RAW DATA Start Marker

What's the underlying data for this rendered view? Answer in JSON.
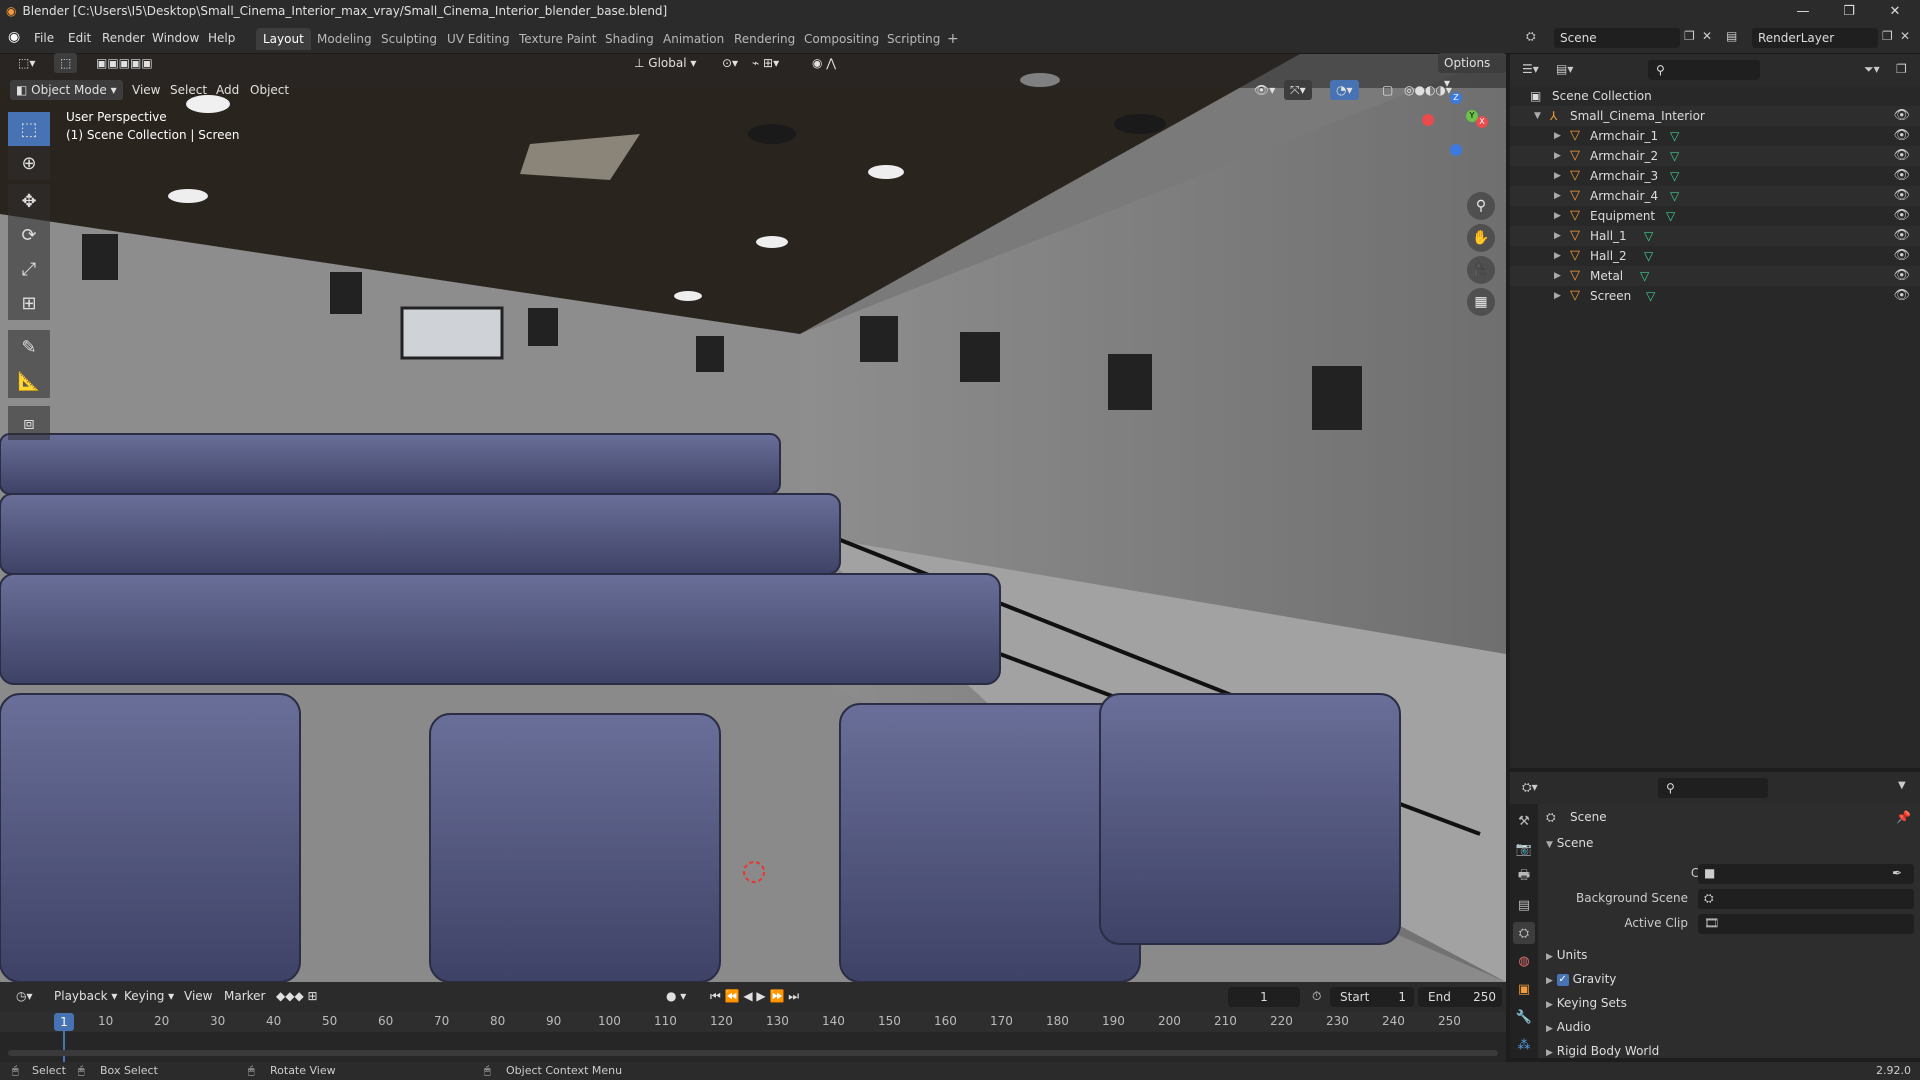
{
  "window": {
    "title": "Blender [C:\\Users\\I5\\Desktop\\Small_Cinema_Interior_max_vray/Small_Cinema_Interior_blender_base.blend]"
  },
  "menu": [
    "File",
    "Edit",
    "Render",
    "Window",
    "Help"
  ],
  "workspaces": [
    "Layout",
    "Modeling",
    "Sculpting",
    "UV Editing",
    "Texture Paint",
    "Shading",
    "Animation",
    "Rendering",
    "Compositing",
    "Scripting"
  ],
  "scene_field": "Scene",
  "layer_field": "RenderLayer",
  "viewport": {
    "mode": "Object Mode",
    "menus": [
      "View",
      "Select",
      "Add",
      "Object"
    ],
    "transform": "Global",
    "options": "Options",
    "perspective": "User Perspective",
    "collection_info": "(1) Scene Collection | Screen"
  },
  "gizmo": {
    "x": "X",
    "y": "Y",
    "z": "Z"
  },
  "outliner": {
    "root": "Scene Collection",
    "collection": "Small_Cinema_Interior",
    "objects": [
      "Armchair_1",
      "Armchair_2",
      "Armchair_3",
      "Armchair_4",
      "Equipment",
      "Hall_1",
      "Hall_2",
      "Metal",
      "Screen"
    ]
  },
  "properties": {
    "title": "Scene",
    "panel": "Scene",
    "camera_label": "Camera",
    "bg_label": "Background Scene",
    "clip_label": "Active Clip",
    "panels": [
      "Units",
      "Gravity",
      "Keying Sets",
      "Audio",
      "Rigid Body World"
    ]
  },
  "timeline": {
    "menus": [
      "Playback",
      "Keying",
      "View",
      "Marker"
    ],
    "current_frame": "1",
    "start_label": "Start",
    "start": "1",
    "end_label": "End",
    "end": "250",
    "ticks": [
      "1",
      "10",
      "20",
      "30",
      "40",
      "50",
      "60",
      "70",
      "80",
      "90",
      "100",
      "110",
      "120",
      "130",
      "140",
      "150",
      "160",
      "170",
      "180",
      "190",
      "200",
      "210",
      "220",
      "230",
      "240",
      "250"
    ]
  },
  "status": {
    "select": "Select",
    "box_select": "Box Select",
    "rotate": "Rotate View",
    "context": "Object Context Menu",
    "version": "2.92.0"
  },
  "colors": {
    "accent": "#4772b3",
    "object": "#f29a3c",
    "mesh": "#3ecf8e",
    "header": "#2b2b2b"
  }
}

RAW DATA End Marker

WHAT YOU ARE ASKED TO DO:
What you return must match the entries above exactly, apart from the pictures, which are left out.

RESPONSE BELOW:
What's the underlying data for this rendered view? Answer in JSON.
{
  "window": {
    "title": "Blender [C:\\Users\\I5\\Desktop\\Small_Cinema_Interior_max_vray/Small_Cinema_Interior_blender_base.blend]"
  },
  "menu": [
    "File",
    "Edit",
    "Render",
    "Window",
    "Help"
  ],
  "workspaces": [
    "Layout",
    "Modeling",
    "Sculpting",
    "UV Editing",
    "Texture Paint",
    "Shading",
    "Animation",
    "Rendering",
    "Compositing",
    "Scripting"
  ],
  "scene_field": "Scene",
  "layer_field": "RenderLayer",
  "viewport": {
    "mode": "Object Mode",
    "menus": [
      "View",
      "Select",
      "Add",
      "Object"
    ],
    "transform": "Global",
    "options": "Options",
    "perspective": "User Perspective",
    "collection_info": "(1) Scene Collection | Screen"
  },
  "gizmo": {
    "x": "X",
    "y": "Y",
    "z": "Z"
  },
  "outliner": {
    "root": "Scene Collection",
    "collection": "Small_Cinema_Interior",
    "objects": [
      "Armchair_1",
      "Armchair_2",
      "Armchair_3",
      "Armchair_4",
      "Equipment",
      "Hall_1",
      "Hall_2",
      "Metal",
      "Screen"
    ]
  },
  "properties": {
    "title": "Scene",
    "panel": "Scene",
    "camera_label": "Camera",
    "bg_label": "Background Scene",
    "clip_label": "Active Clip",
    "panels": [
      "Units",
      "Gravity",
      "Keying Sets",
      "Audio",
      "Rigid Body World"
    ]
  },
  "timeline": {
    "menus": [
      "Playback",
      "Keying",
      "View",
      "Marker"
    ],
    "current_frame": "1",
    "start_label": "Start",
    "start": "1",
    "end_label": "End",
    "end": "250",
    "ticks": [
      "1",
      "10",
      "20",
      "30",
      "40",
      "50",
      "60",
      "70",
      "80",
      "90",
      "100",
      "110",
      "120",
      "130",
      "140",
      "150",
      "160",
      "170",
      "180",
      "190",
      "200",
      "210",
      "220",
      "230",
      "240",
      "250"
    ]
  },
  "status": {
    "select": "Select",
    "box_select": "Box Select",
    "rotate": "Rotate View",
    "context": "Object Context Menu",
    "version": "2.92.0"
  },
  "colors": {
    "accent": "#4772b3",
    "object": "#f29a3c",
    "mesh": "#3ecf8e",
    "header": "#2b2b2b"
  }
}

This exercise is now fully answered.